Records: Begin

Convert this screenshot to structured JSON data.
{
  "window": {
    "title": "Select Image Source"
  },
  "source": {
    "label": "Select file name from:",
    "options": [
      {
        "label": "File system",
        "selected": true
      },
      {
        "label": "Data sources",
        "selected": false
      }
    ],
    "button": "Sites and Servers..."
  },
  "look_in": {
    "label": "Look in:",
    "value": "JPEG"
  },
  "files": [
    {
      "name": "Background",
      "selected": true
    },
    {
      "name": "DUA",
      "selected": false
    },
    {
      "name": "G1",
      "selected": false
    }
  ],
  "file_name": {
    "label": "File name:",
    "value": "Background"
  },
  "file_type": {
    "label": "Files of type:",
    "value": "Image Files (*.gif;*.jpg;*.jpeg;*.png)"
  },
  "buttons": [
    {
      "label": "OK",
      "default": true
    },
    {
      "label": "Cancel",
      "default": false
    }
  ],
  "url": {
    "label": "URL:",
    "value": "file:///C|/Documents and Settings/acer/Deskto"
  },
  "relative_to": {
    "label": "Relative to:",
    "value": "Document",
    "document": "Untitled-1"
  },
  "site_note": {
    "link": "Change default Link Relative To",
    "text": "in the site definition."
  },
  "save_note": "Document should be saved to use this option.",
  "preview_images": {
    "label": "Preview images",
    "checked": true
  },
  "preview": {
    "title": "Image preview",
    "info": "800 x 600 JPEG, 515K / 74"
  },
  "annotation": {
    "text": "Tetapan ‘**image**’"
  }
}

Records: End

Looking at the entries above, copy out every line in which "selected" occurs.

        "selected": true
        "selected": false
      "selected": true
      "selected": false
      "selected": false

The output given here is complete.